“The biggest change is that the Coast Guard has gone from being an organization that ran when the bell went off to being a cop on the beat at all times,” said Capt. Peter V. Neffenger, who recently gave up command of the port here for a position in Washington and who consulted with the screenwriters.

Anyone who’s watched Hollywood’s output in recent years knows that screenwriters aren’t the most creative bunch of people on the planet. And anyway, they can have all of these ideas for free.

Posted on May 22, 2006 at 7:49 AMView Comments

Major Security on a Minor Ferry

Is a ferry that transports 3000 cars a day (during the busy season) a national security risk?

Thousands of motorists who use the Jamestown-Scotland Ferry can expect more stringent screenings this week, when the state adds armed guards and thorough car searches.

More info here

New, increased security measures are coming to the Jamestown-Scotland Ferry. Beginning July 1, security guards at the ferry will conduct random screening of passengers and their vehicles in an effort to prevent dangerous substances and devices from boarding the ferry. Commuters should prepare for a possible increase in the amount of time it takes to board the ferry once the screenings are in place; however, the ferries will depart on time according to schedule.

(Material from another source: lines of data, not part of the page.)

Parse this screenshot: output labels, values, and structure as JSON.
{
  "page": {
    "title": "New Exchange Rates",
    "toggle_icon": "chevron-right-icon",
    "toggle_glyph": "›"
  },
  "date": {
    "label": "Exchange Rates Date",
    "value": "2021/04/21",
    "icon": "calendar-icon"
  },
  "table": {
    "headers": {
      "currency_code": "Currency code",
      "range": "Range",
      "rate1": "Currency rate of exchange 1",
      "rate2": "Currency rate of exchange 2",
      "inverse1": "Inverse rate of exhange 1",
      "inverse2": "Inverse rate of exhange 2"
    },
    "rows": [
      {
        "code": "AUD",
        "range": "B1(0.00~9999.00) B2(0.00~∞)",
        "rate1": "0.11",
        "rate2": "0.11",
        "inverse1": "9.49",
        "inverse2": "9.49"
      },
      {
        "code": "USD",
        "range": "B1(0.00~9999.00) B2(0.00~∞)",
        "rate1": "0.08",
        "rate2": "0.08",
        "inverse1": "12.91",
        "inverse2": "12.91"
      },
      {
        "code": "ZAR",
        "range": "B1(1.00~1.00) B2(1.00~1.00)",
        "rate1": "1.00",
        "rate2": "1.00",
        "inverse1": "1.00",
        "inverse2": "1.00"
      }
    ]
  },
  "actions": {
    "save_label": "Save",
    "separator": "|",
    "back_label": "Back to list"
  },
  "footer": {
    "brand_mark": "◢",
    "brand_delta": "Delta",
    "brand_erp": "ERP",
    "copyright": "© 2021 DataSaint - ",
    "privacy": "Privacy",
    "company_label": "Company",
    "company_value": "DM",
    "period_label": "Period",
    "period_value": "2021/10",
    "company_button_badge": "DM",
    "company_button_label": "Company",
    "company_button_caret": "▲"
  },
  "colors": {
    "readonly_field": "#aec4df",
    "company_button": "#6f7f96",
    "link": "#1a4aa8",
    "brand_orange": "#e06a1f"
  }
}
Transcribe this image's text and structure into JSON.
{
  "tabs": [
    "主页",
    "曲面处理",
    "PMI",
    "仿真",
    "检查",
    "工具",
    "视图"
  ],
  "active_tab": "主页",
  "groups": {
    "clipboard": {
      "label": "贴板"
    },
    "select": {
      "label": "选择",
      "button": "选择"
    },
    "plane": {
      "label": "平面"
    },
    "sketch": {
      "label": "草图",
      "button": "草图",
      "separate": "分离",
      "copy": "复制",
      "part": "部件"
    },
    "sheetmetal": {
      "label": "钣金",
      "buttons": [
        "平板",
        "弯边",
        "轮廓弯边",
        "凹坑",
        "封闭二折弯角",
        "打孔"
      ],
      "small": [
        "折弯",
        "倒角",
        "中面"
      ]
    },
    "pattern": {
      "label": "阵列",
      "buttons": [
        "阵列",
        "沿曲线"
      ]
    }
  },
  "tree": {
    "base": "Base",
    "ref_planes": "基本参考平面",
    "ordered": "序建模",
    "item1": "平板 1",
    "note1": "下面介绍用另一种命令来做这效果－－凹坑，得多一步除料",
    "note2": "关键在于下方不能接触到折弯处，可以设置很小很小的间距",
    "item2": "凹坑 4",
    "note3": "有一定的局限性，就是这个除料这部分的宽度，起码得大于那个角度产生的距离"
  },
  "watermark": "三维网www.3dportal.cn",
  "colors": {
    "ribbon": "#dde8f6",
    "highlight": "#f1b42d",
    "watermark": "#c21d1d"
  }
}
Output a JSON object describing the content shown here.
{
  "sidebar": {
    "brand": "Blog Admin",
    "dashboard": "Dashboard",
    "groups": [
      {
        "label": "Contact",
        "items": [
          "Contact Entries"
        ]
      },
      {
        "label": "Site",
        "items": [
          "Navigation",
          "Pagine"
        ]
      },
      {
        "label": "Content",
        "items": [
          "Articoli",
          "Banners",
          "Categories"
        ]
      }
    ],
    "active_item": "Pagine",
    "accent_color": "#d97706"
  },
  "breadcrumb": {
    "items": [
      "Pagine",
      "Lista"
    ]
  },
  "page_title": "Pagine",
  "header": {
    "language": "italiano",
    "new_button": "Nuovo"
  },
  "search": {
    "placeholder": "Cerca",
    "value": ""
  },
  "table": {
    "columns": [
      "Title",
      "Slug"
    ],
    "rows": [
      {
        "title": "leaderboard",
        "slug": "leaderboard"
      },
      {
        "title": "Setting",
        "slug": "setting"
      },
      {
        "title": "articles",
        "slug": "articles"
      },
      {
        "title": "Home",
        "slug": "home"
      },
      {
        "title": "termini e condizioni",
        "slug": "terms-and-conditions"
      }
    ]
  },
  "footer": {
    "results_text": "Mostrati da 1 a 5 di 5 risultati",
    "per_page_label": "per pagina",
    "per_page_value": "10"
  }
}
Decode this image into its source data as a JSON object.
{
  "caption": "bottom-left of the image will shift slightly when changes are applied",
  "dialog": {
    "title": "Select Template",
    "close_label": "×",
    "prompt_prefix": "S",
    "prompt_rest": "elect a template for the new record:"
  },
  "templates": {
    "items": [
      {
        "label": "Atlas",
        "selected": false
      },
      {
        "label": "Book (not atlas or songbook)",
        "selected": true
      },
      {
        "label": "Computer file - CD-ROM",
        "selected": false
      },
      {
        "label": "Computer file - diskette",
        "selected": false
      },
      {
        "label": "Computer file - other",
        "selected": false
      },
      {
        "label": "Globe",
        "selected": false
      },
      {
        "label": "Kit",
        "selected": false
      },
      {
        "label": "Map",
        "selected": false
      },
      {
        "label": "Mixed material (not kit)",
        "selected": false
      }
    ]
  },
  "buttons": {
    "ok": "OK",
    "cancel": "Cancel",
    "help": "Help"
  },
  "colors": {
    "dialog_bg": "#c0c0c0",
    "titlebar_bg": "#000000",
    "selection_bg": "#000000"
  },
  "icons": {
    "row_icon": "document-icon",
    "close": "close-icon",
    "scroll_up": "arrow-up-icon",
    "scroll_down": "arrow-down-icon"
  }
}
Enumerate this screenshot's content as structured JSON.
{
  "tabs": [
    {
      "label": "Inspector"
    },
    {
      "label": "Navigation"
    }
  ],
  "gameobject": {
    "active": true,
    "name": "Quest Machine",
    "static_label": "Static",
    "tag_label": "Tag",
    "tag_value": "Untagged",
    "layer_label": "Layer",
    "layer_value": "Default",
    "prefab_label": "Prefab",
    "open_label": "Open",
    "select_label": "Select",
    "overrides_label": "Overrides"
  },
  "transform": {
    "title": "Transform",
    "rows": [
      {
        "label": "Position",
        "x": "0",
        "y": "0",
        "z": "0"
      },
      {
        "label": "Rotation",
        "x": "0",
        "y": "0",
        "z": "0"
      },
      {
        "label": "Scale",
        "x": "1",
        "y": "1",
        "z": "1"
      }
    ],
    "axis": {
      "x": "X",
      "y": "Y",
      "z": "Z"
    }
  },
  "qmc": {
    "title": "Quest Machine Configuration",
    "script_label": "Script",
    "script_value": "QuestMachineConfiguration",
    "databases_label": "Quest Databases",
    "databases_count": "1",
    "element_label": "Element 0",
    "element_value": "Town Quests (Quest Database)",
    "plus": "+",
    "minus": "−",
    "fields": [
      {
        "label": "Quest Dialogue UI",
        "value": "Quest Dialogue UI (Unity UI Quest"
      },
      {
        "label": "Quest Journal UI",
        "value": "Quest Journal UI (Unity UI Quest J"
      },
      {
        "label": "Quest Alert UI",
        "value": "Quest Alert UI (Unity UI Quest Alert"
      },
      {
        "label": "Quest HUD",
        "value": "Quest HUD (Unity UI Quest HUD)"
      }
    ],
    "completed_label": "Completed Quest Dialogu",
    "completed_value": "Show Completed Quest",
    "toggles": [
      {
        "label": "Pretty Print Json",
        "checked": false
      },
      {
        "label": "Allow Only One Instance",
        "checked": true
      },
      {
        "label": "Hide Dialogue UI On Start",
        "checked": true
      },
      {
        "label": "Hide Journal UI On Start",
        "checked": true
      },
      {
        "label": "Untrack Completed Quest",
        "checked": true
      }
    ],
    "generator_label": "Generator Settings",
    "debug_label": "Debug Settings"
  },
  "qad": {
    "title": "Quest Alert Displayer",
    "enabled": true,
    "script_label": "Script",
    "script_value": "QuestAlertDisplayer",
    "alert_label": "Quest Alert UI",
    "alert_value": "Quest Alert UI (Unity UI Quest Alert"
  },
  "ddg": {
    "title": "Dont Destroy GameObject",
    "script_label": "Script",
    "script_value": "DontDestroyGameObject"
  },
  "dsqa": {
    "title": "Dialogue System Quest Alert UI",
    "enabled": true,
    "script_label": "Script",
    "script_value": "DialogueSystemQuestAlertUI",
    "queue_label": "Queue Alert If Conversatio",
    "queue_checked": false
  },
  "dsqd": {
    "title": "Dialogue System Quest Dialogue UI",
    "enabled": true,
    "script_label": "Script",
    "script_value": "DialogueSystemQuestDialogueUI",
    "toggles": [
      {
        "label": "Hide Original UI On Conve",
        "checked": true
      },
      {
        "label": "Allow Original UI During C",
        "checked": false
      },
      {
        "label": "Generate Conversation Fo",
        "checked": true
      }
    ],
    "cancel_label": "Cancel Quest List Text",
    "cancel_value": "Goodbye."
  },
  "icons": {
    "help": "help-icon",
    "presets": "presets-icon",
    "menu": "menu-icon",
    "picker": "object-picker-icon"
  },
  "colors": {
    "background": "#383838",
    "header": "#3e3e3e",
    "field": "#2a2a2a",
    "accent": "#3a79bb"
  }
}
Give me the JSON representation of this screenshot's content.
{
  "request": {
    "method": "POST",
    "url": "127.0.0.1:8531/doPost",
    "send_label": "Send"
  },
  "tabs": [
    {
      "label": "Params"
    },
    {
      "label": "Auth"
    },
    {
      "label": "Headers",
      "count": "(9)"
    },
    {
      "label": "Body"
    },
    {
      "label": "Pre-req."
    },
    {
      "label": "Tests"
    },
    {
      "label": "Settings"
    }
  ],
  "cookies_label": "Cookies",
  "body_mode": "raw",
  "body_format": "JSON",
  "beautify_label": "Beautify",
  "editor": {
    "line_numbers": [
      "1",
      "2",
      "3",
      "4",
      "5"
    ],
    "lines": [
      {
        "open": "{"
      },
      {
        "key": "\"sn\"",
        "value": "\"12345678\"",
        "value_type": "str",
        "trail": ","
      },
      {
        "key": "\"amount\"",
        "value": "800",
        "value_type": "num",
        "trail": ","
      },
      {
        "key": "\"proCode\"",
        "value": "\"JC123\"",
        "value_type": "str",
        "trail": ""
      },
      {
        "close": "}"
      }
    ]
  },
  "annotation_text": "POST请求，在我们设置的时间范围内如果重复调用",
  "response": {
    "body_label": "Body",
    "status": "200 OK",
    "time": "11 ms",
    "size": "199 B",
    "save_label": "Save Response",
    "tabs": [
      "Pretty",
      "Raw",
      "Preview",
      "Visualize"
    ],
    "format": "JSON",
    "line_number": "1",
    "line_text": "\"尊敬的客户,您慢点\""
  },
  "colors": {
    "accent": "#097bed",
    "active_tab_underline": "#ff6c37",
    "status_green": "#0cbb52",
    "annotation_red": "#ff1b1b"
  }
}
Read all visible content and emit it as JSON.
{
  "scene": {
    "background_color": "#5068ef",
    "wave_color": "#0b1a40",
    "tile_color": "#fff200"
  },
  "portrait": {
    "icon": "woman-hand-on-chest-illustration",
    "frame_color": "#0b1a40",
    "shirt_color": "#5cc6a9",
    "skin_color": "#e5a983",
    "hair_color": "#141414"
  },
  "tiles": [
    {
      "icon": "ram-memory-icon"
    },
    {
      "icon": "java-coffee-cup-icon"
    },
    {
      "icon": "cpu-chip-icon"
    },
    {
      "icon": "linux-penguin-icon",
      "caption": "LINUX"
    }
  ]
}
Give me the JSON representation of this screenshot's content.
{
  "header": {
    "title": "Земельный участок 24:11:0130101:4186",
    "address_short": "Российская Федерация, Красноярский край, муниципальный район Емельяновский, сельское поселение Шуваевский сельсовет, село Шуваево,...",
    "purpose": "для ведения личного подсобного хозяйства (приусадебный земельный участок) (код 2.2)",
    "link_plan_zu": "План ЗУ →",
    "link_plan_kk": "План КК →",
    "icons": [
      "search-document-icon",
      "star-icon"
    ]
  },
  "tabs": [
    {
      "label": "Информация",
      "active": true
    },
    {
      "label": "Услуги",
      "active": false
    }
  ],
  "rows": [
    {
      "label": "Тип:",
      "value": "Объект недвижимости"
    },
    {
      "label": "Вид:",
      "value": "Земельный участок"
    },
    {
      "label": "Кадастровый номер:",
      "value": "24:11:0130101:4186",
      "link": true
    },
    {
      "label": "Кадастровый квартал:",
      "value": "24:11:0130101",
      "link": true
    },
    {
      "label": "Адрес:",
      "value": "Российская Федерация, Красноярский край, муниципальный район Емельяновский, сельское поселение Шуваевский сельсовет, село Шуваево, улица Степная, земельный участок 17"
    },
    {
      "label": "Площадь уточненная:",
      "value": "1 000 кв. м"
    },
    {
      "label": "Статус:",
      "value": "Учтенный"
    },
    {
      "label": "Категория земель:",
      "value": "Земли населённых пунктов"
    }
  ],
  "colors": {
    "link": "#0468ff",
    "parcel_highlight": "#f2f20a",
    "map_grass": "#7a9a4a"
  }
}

In accordance with the Maritime Transportation Security Act, VDOT will post security guards at the base of the bridge on each side of the James River to screen those traveling the ferry. Screening activities will vary and can include checking picture IDs of the driver and passengers, and inspection of the vehicle, including under the hood, trunk and undercarriage. Guards may also check the cargo areas of cars, trucks, campers and trailers.

The frequency and depth of screening at the Jamestown-Scotland Ferry will change with the Maritime Security level, which is set by the United States Coast Guard. In order to board the ferry, drivers and passengers must consent to the screening process.

How many ferries like this are in the U.S.? How many other potential targets of the same magnitude are there in the U.S.? How much would it cost to secure them all?

This just isn’t the way to go about it.

Posted on September 20, 2005 at 6:46 AMView Comments

Sidebar photo of Bruce Schneier by Joe MacInnis.